Vice-Chancellors who participated in the meeting said there was a special focus on backlog vacancies — positions which have not been filled despite having been advertised — as well as on vacant positions which have been reserved for Scheduled Caste, Scheduled Tribe and Other Backward Class communities. Out of 6,229 vacant positions, 1,767 were for the OBC category, 1,012 for the SCs and 592 for the STs, Mr. Pradhan said.
As institutions start reopening their doors for physical classes after the COVID-19 shutdown, Mr. Pradhan urged them to be accommodative to students, but ensure that teaching and learning does not get disrupted. “On any campus, there may be student rebellion. On a campus, all live under a disciplinary framework, with commitment to the Constitution. But in a democracy, there must be accommodation and flexibility. The Vice-Chancellors are the custodians to ensure that the primary work of a university of teaching and learning does not get compromised,” he said.
Pat for JNU
Mr. Pradhan praised Jawaharlal Nehru University for introducing a new course on counter-terrorism that has come in for criticism for referring to “jihadi terrorism” as the only form of fundamentalist religious inspired terrorism. The course is meant for engineering graduate students specialising in international relations.

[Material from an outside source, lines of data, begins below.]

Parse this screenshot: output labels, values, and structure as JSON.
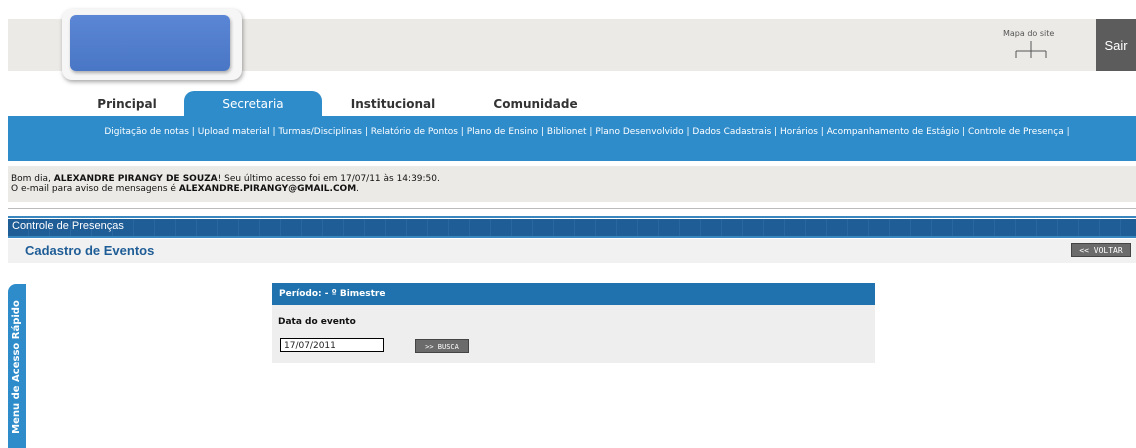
{
  "header": {
    "sitemap_label": "Mapa do site",
    "logout_label": "Sair"
  },
  "tabs": [
    {
      "label": "Principal",
      "active": false
    },
    {
      "label": "Secretaria",
      "active": true
    },
    {
      "label": "Institucional",
      "active": false
    },
    {
      "label": "Comunidade",
      "active": false
    }
  ],
  "subnav": {
    "items": [
      "Digitação de notas",
      "Upload material",
      "Turmas/Disciplinas",
      "Relatório de Pontos",
      "Plano de Ensino",
      "Biblionet",
      "Plano Desenvolvido",
      "Dados Cadastrais",
      "Horários",
      "Acompanhamento de Estágio",
      "Controle de Presença"
    ],
    "separator": " | "
  },
  "welcome": {
    "greeting_prefix": "Bom dia, ",
    "user_name": "ALEXANDRE PIRANGY DE SOUZA",
    "last_access": "! Seu último acesso foi em 17/07/11 às 14:39:50.",
    "email_prefix": "O e-mail para aviso de mensagens é ",
    "email": "ALEXANDRE.PIRANGY@GMAIL.COM",
    "email_suffix": "."
  },
  "section": {
    "title": "Controle de Presenças",
    "page_title": "Cadastro de Eventos",
    "back_button": "<< VOLTAR"
  },
  "side_menu": {
    "label": "Menu de Acesso Rápido"
  },
  "form": {
    "period_label": "Período: - º Bimestre",
    "date_label": "Data do evento",
    "date_value": "17/07/2011",
    "search_button": ">> BUSCA"
  },
  "colors": {
    "primary_blue": "#2e8ccb",
    "dark_blue": "#1f5d96",
    "header_bg": "#eceae6",
    "button_gray": "#6b6b6b"
  }
}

“Our engineers today are not just engineers. If a course helps engineering students understand the kind of obstacles they could face in developing social products, then I congratulate JNU for introducing such a course,” he said.
Focus on mother tongue
The Education Minister also emphasised the importance of using Indian languages in education at all levels, as recommended by the National Education Policy. He said he was not opposed to the English language in principle, and accepted that foreign languages helped Indians participate in the global economy, but pointed out that, prime importance had to be given to the mother tongues of learners.
With regard to other reforms proposed by the NEP such as four-year degrees and the academic credit bank, he urged the Vice-Chancellors to hold consultations and prepare the framework to begin implementation by 2022, but also acknowledged that universities had autonomy in their roll-out strategy given their differing challenges.